She doesn’t go by Shelly anymore. These days, she is Sister Rose Marie of the Queen of Angels. She lives in the Poor Clares Monastery in Alexandria, Virginia. She joined their community in 1991 and took her final vows in 1997. They are cloistered, which means that they don’t leave the monastery, except for medical emergencies. Her only contact with the outside world is through letters, and very limited visits with family and friends. She’s never used the internet, doesn’t know what Facebook is, and when she saw a visitor answer a cell phone, she asked “What is that?”

Why? Why on God’s earth would a basketball star of this magnitude just walk away from the game and the fame, or go from being one of the world’s highest paid women’s basketball players to taking a vow of perpetual poverty? Why would an attractive, funny, vivacious 25-year-old woman renounce marriage and family to lock herself up in a monastery? Why would a loving daughter and sister embrace a religious discipline wherein she could only see her family — through a screen —a few times a year, and hug them only once every 25 years? Why would anybody voluntarily live a life in which they could own nothing, sleep no more than four hours at a time (on a straw mat), eat no more than one full meal a day, and use telephones, TV, radio, internet and newspapers — well, never?

It all boils down to this: We’re all gonna die. And when we do, all of the money and the prestige and the accomplishments and the basketball awards are going to fall away. All that will be left is us and God. If we play our cards right, we will spend eternity beholding his face and praising him. And, as St. Augustine says, that is where our truest happiness lies — in this life as well as in the next: “Our hearts were made for Thee, O Lord, and will not rest until they rest in Thee.”

Cloistered sisters like the Poor Clares make the radical choice to live that way now — to begin their eternal life here on earth. As religious sisters, they are brides of Christ, and they focus their lives entirely on their bridegroom, without the distractions of all the stuff that’s going to fall away after death anyway. They spend their lives primarily in prayer — praying for you and for me and for this entire mixed up world and in deepening their own relationship with Christ.

This, it goes without saying, is a radical way to live.

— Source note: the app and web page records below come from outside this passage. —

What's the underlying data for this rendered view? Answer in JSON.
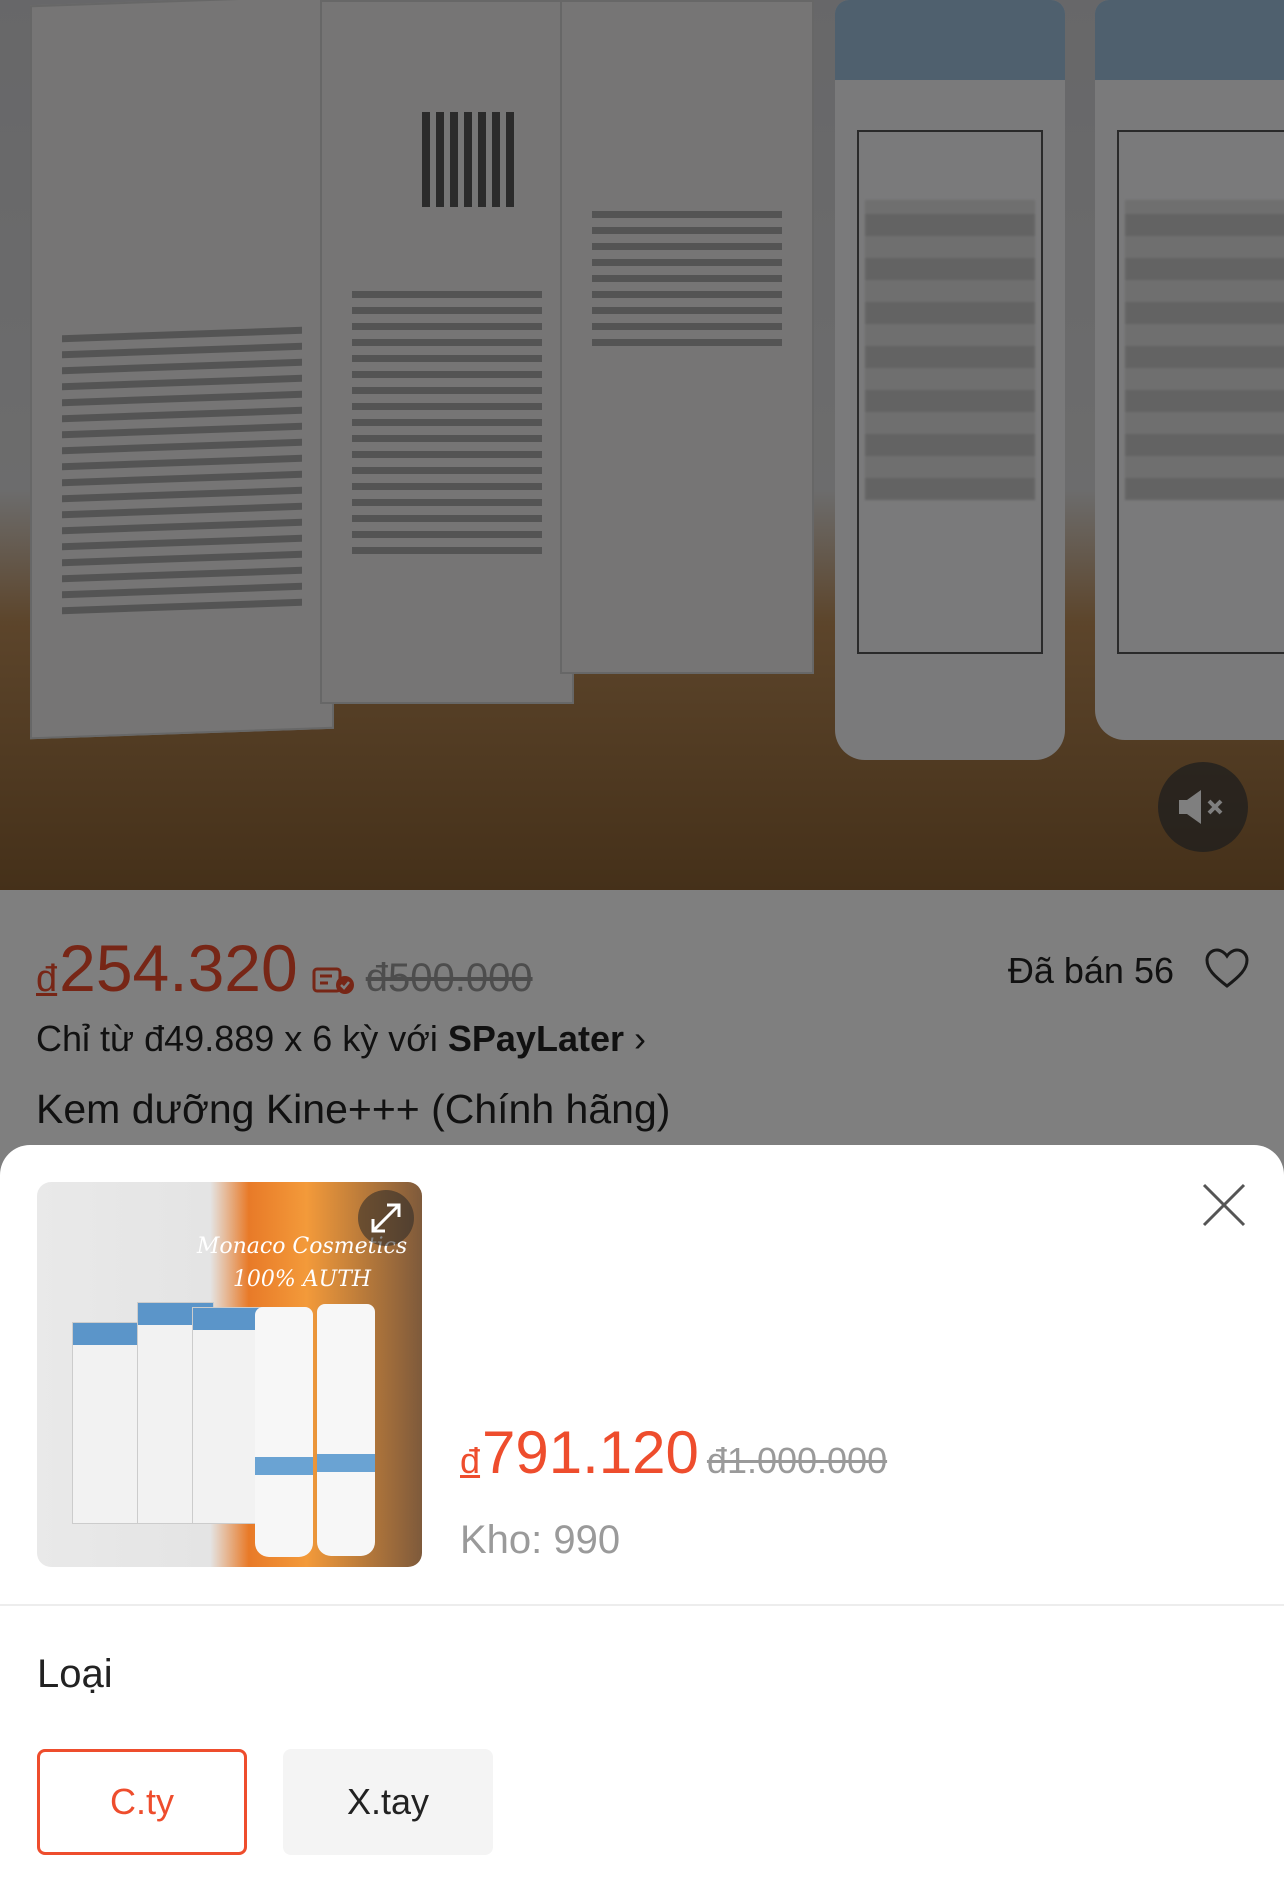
{
  "colors": {
    "accent": "#ee4d2d",
    "muted": "#9a9a9a",
    "text": "#222222"
  },
  "product_page": {
    "price": {
      "currency": "đ",
      "value": "254.320",
      "original": "đ500.000"
    },
    "sold_text": "Đã bán 56",
    "paylater": {
      "prefix": "Chỉ từ đ49.889 x 6 kỳ với ",
      "brand": "SPayLater",
      "chevron": "›"
    },
    "title": "Kem dưỡng Kine+++ (Chính hãng)",
    "icons": {
      "mute": "speaker-muted-icon",
      "favorite": "heart-outline-icon",
      "voucher": "price-tag-check-icon"
    }
  },
  "sheet": {
    "thumbnail": {
      "line1": "Monaco Cosmetics",
      "line2": "100% AUTH"
    },
    "price": {
      "currency": "đ",
      "value": "791.120",
      "original": "đ1.000.000"
    },
    "stock": "Kho: 990",
    "variant_label": "Loại",
    "options": [
      {
        "label": "C.ty",
        "selected": true
      },
      {
        "label": "X.tay",
        "selected": false
      }
    ],
    "icons": {
      "close": "close-icon",
      "expand": "expand-icon"
    }
  }
}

It is not for everyone, or even for most people. It is a free choice on the part of the sisters. But they do not take the initiative. God himself is the initiator. He calls them to this life, and they freely respond. Sister Rose Marie herself told her coach that this was not the life she would have chosen for herself, but it was very clear to her that it was the life God was calling her to.

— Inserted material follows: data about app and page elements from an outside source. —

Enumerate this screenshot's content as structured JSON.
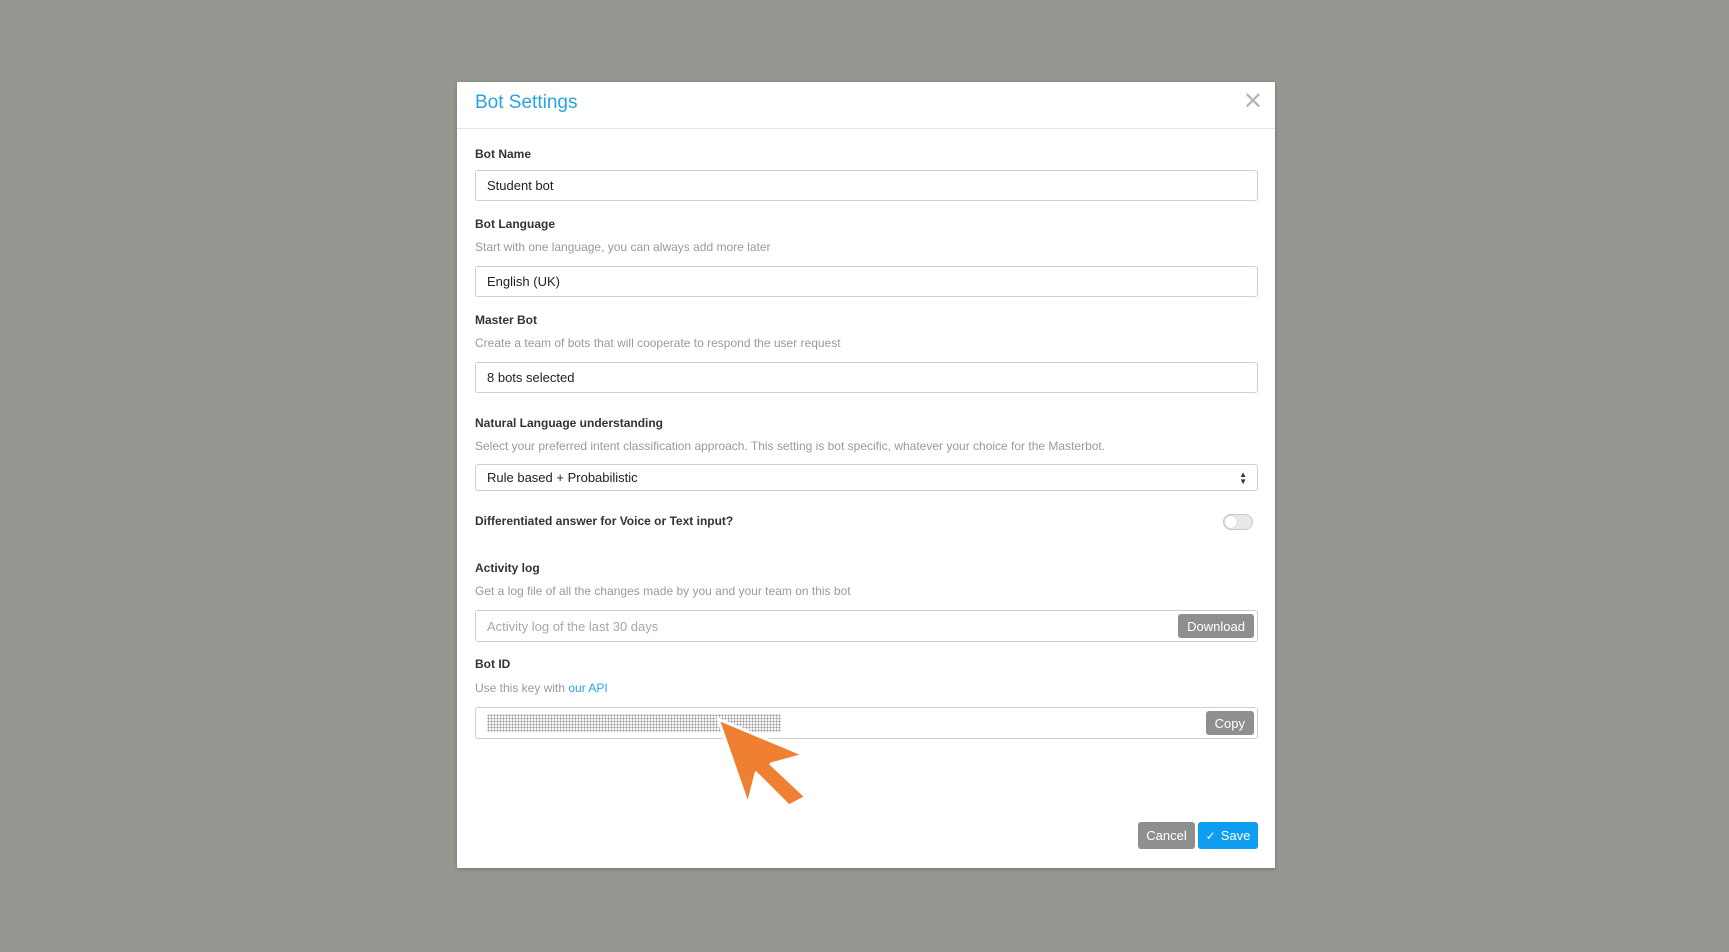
{
  "modal": {
    "title": "Bot Settings",
    "close_icon": "close-icon"
  },
  "bot_name": {
    "label": "Bot Name",
    "value": "Student bot"
  },
  "bot_language": {
    "label": "Bot Language",
    "help": "Start with one language, you can always add more later",
    "value": "English (UK)"
  },
  "master_bot": {
    "label": "Master Bot",
    "help": "Create a team of bots that will cooperate to respond the user request",
    "value": "8 bots selected"
  },
  "nlu": {
    "label": "Natural Language understanding",
    "help": "Select your preferred intent classification approach. This setting is bot specific, whatever your choice for the Masterbot.",
    "selected": "Rule based + Probabilistic"
  },
  "differentiated": {
    "label": "Differentiated answer for Voice or Text input?",
    "enabled": false
  },
  "activity_log": {
    "label": "Activity log",
    "help": "Get a log file of all the changes made by you and your team on this bot",
    "placeholder": "Activity log of the last 30 days",
    "button": "Download"
  },
  "bot_id": {
    "label": "Bot ID",
    "help_prefix": "Use this key with ",
    "help_link": "our API",
    "button": "Copy"
  },
  "footer": {
    "cancel": "Cancel",
    "save": "Save"
  },
  "colors": {
    "accent": "#28a3e3",
    "save_button": "#0e9df0",
    "secondary_button": "#8f8f8f",
    "backdrop": "#979792",
    "cursor": "#ef7f31"
  }
}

I finally got to see Sister Rose Marie last weekend, as she celebrated the 25th anniversary of her solemn vows. I had the privilege of witnessing the once-every-25-year-hugs she gave her family. I spoke to her briefly, from behind the screen. She was always a cheerful person. But I saw a joy and a radiance in her that day that I have rarely seen ever, in anyone. It was beautiful.

The great gift these sisters give to us, aside from their prayers, is that they remind us that this life, and all its pleasures and distractions, will not last forever. And their dedication and their joy give us a small glimpse into the joy that is in store for us, if we can only imitate in some small way their singular focus on their Bridegroom.

Pray for them. And pray for the grace to do what they do — to rise above the distractions of this world and look toward the life that never ends.